Kevin: Mulgrew did a great job with the teaser. Walking around giving reaction shots without seeming hokey can't be easy, and she really inhabits it. Had they continued this, this would easily match Stewart in the Dixon Hill stuff. The other reason that the failure to really develop this story is that it means that Carolyn Seymour only comes back twice more when she should come back an infinite number of times. If that first conversation was anything to go by, I could have happily watched them spar many times.
Matthew: Ah, Carolyn Seymour. Why was she not a regular, somewhere, in some capacity? The primary cast members besides Tim Russ who had interesting things to do were Mulgrew, McNeill, and maybe Jennifer Lien. All were competent, and as you say, Mulgrew was particularly good in the holonovel. You could just feel the Captain throwing herself into the story and relaxing.
Kevin: Russ did a good job. It's to his credit that he had established Tuvok's Vulcaness in the previous episodes that his un-Vulcaness in the final scenes really came off.
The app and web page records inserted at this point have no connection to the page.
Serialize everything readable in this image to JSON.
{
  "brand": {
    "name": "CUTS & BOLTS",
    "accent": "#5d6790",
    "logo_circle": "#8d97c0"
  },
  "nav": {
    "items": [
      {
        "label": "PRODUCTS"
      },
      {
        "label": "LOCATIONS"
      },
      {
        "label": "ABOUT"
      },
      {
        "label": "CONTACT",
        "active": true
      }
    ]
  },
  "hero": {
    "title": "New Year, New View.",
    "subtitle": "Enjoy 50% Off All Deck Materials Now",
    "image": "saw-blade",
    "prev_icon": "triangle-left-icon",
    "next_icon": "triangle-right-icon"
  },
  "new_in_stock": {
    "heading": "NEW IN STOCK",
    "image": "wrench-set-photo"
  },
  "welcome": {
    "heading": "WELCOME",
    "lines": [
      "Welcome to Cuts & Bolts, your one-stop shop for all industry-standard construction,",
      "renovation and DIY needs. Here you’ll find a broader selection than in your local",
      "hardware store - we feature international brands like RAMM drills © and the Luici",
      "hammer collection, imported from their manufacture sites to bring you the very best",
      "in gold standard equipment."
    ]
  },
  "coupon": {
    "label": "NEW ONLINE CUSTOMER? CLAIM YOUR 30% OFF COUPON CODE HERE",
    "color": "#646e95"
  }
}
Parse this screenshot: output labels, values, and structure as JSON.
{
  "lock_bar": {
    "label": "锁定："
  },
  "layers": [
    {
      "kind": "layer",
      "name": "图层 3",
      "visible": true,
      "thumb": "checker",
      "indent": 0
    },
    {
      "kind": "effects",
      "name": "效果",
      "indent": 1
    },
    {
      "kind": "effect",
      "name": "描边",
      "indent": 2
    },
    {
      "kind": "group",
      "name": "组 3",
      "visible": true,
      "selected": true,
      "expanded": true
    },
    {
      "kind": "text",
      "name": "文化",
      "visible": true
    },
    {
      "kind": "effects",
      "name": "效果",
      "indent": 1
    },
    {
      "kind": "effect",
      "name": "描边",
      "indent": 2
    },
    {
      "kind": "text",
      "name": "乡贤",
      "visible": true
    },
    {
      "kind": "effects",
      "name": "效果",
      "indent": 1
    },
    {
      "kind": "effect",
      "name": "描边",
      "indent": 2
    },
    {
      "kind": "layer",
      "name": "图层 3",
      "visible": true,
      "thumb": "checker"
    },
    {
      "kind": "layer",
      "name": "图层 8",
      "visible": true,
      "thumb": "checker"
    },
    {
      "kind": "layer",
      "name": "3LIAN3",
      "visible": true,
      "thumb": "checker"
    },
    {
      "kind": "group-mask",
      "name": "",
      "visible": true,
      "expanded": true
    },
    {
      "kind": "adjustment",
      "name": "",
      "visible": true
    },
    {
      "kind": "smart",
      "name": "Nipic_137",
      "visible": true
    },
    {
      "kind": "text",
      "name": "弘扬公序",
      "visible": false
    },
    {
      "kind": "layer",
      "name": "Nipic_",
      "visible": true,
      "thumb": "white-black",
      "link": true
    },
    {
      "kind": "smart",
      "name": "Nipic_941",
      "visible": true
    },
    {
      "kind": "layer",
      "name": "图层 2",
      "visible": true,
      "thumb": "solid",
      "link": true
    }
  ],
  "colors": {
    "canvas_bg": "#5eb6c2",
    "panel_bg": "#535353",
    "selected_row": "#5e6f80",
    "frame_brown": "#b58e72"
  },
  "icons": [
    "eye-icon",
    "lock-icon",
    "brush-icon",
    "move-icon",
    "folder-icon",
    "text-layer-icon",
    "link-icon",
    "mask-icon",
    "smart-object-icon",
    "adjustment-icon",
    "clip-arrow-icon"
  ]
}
When I first watched Voyager, I certainly didn't dislike Tuvok, but he was not a personal favorite of mine, but I have to say that on rewatch, he really does a good job with Tuvok's demeanor and it's easy to see why he was in the running for LaForge a decade earlier.
Matthew: What is impressive about Russ is that, like Brent Spiner, there are thousands of small choices he doesn't make. It would have been easy to pitch things as eeevil, and he didn't. You always see Tuvok maintaining his Vulcan veneer, and he is never off character. Only Spiner and Nimoy did this as well.
Kevin: I also have to say that Beltran's coma-acting was top notch.
Kevin: The manor house was gorgeous and very well done. I loved the little touch of Janeway catching the reflection of the painting in the window. It's an artful camera move and full of atmosphere. Beyond that, this was pretty much a bottle show, except for the nebula, which certainly looks very much like a nebula. For a bottle show, though, I think they did a good job with lighting and camera work to accentuate tension.
Matthew: Yeah, I was quite entertained by the house. The costumes were really rich, too. Mulgrew cut quite the fine figure in her corset and petticoats.
Kevin: Apparently, the script called for B'Elanna to paint the medicine wheel on the Sickbay wall, and the producers refused. I would have liked that, actually. The painted animal skin looked a little too manufactured, like it came from the Ethnic Insensitivity section at Urban Outfitters. This is the second and last time that we see Janeway's hair in this particular configuration, and that's for the best. It was apparently a pain to maintain, and I just don't think it flatters her. I liked the bun well enough, but the ponytail is better, and the bob is the best, but we'll just have to wait to get there.
Matthew: I agree the medicine wheel looked cheap. Is it magnetic? Is it supposed to wobble like that? I'd hate for my soul to get waylaid because the clamp holding the thing up was so chintzy.
Kevin: I am going with a 2. The absurd neatness of the conclusion and the flatness of the mystery put this in below average. I was just left a little bored watching this one. The holonovel was great, and I wish we got more of it, but overall this episode just leaves me wanting more.
Matthew: How cool would it have been if Chakotay had possessed Lord Burleigh? Anyway, I am with you on the 2 unfortunately. Too many tropes weight this down, the solution is rather obvious, and the reintegration of consciousness pisses me off to no end. That's a total of 4.